- [EXERCISE DESCRIPTION] In your answer, repeat each line of the data exactly.

START EXTRACTED DATA

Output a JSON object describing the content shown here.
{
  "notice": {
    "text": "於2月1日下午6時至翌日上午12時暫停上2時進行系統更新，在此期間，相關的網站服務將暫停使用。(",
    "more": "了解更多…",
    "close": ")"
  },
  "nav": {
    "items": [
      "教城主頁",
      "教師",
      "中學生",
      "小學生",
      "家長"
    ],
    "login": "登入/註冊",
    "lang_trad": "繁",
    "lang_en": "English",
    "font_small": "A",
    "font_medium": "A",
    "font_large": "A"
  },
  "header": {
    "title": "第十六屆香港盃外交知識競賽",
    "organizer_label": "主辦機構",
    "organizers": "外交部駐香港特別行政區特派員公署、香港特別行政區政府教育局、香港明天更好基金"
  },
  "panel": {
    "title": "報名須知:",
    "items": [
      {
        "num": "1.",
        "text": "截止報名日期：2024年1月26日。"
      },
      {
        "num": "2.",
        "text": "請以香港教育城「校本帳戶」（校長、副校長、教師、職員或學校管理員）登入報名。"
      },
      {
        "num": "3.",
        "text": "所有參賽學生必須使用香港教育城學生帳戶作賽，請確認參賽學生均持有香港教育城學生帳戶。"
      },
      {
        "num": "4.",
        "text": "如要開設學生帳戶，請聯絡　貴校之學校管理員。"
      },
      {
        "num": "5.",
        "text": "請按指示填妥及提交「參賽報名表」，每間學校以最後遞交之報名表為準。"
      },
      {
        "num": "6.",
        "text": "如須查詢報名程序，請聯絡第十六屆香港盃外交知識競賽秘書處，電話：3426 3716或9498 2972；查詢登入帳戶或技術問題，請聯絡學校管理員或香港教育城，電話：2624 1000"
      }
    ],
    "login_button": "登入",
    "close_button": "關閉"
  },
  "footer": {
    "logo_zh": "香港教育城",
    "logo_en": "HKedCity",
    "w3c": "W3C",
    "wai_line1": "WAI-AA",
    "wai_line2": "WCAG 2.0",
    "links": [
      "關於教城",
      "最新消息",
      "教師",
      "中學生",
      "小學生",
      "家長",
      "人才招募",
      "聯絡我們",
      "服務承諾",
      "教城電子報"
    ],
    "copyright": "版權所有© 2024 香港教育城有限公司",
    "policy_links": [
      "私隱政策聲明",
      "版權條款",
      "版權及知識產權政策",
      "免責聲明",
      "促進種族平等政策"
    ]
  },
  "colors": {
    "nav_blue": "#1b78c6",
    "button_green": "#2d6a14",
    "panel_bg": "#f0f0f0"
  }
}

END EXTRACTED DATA

- [RESPONSE BELOW]
Output a JSON object describing the content shown here.
{
  "notice": {
    "text": "於2月1日下午6時至翌日上午12時暫停上2時進行系統更新，在此期間，相關的網站服務將暫停使用。(",
    "more": "了解更多…",
    "close": ")"
  },
  "nav": {
    "items": [
      "教城主頁",
      "教師",
      "中學生",
      "小學生",
      "家長"
    ],
    "login": "登入/註冊",
    "lang_trad": "繁",
    "lang_en": "English",
    "font_small": "A",
    "font_medium": "A",
    "font_large": "A"
  },
  "header": {
    "title": "第十六屆香港盃外交知識競賽",
    "organizer_label": "主辦機構",
    "organizers": "外交部駐香港特別行政區特派員公署、香港特別行政區政府教育局、香港明天更好基金"
  },
  "panel": {
    "title": "報名須知:",
    "items": [
      {
        "num": "1.",
        "text": "截止報名日期：2024年1月26日。"
      },
      {
        "num": "2.",
        "text": "請以香港教育城「校本帳戶」（校長、副校長、教師、職員或學校管理員）登入報名。"
      },
      {
        "num": "3.",
        "text": "所有參賽學生必須使用香港教育城學生帳戶作賽，請確認參賽學生均持有香港教育城學生帳戶。"
      },
      {
        "num": "4.",
        "text": "如要開設學生帳戶，請聯絡　貴校之學校管理員。"
      },
      {
        "num": "5.",
        "text": "請按指示填妥及提交「參賽報名表」，每間學校以最後遞交之報名表為準。"
      },
      {
        "num": "6.",
        "text": "如須查詢報名程序，請聯絡第十六屆香港盃外交知識競賽秘書處，電話：3426 3716或9498 2972；查詢登入帳戶或技術問題，請聯絡學校管理員或香港教育城，電話：2624 1000"
      }
    ],
    "login_button": "登入",
    "close_button": "關閉"
  },
  "footer": {
    "logo_zh": "香港教育城",
    "logo_en": "HKedCity",
    "w3c": "W3C",
    "wai_line1": "WAI-AA",
    "wai_line2": "WCAG 2.0",
    "links": [
      "關於教城",
      "最新消息",
      "教師",
      "中學生",
      "小學生",
      "家長",
      "人才招募",
      "聯絡我們",
      "服務承諾",
      "教城電子報"
    ],
    "copyright": "版權所有© 2024 香港教育城有限公司",
    "policy_links": [
      "私隱政策聲明",
      "版權條款",
      "版權及知識產權政策",
      "免責聲明",
      "促進種族平等政策"
    ]
  },
  "colors": {
    "nav_blue": "#1b78c6",
    "button_green": "#2d6a14",
    "panel_bg": "#f0f0f0"
  }
}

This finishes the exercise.